The health benefits associated with a plant-based diet are hard to deny. If you are personally seeking a dietary program that will instill you with vim, vigor and countless welcome ‘side effects’, vegetarianism is the way to go. Cutting out the animal products and instead dining exclusively on fruits, vegetables, whole grains and plant-based proteins works synergistically to reduce cholesterol levels in the body which in effect rolls out the red carpet for other happy dietary benefits such as a reduced incidence of type 2 diabetes, coronary heart disease, and other mainstream diet-related high fat, high cholesterol illnesses. Plus, a nice little side effect is that you'll probably lose a little weight without really trying.


You might even experience more pep in your step when you pass on meat in favor of greens and grains.

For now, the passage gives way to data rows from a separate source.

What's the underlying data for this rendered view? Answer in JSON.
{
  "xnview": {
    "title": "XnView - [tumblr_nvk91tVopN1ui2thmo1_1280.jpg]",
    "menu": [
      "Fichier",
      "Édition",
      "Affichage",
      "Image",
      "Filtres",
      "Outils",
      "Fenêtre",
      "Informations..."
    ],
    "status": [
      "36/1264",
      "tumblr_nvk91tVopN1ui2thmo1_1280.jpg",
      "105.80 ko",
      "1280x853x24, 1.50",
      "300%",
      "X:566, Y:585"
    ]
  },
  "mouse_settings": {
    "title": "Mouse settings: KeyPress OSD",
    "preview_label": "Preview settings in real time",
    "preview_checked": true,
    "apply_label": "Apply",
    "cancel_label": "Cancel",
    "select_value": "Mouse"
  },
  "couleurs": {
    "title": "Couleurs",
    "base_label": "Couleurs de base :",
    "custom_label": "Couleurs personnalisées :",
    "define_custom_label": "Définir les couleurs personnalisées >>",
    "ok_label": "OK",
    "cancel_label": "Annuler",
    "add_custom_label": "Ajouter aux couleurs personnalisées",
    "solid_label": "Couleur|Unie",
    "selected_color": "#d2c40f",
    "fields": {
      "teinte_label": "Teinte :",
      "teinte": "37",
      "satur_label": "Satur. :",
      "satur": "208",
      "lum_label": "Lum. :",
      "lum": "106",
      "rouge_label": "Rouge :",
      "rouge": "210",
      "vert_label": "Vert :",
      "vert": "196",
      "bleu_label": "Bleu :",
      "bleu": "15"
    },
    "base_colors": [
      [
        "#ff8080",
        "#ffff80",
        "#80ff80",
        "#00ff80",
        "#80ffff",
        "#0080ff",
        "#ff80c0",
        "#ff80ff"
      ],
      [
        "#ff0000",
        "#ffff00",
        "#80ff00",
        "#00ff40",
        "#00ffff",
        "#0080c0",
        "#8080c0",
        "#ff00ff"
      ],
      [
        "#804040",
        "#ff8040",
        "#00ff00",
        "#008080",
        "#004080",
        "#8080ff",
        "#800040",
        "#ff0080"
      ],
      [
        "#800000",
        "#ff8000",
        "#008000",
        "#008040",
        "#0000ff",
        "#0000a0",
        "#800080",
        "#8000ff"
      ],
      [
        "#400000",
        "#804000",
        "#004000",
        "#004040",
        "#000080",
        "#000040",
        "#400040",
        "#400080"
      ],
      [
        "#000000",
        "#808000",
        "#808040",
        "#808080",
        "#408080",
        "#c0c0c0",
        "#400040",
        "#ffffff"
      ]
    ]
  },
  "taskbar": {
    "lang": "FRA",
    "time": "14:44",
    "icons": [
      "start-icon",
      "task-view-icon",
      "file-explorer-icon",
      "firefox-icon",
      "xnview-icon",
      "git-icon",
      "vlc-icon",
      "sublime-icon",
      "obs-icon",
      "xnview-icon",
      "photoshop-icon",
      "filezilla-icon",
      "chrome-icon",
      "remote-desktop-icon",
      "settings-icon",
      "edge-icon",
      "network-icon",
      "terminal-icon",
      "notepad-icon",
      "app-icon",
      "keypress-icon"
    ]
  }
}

At first, a seemingly perpetual hunger might rule your world, inspiring you to eat far more volume than what you typically consumed as a carnivore, but the remarkable reality is that all of that extra food won’t result in weight gain (According to Dr. Dean Ornish). With a diet heavy in plant fibers and phytochemicals, your body will also function at optimum levels with nary a superfluous cholesterol molecule in sight. That’s enough to make anyone skip to the loo!


Creating a home cooked vegetarian meal is typically more cost-effective than integrating meat into recipes, and even if you commit to embracing vegetarianism just two days each week, it’s quite possible to stretch your budget a lot further than you imagined. Some notoriously frugal yet filling veggie choices include legumes (like lentils, split peas, kidney beans, etc.), eggs, pasta, oatmeal, rice, and how about the great old standby, peanut butter and jelly sandwiches??


Does your busy schedule leave you little time to make home-cooked meals? Yet another advantage of vegetarianism is that when you don't have to fuss with meat, meal preparation is often a lot more streamlined. It takes just a few minutes to chop up the fixins' for a huge salad or drop some spaghetti in a pot of boiling water, whereas with meat, you have to prep it, trim it, cook it and slice it. In many cases, you can even go raw for certain meals or set aside some time on the weekends to cook basic staples that can then be quickly microwaved throughout the busy school/work week.

Elizah Leigh | @elizahleigh
Elizah Leigh's master's degree in education combined with her passion for the written word and deep-seated interest in environmental issues has proven to be the ideal trifecta for her present status as a green journalist. Currently commissioned to write a reference book on vegetarianism, Elizah hopes to inspire people through her words. Follow Elizah on Facebook.

Photo credit:cc:flickr.com/photos/jmcphers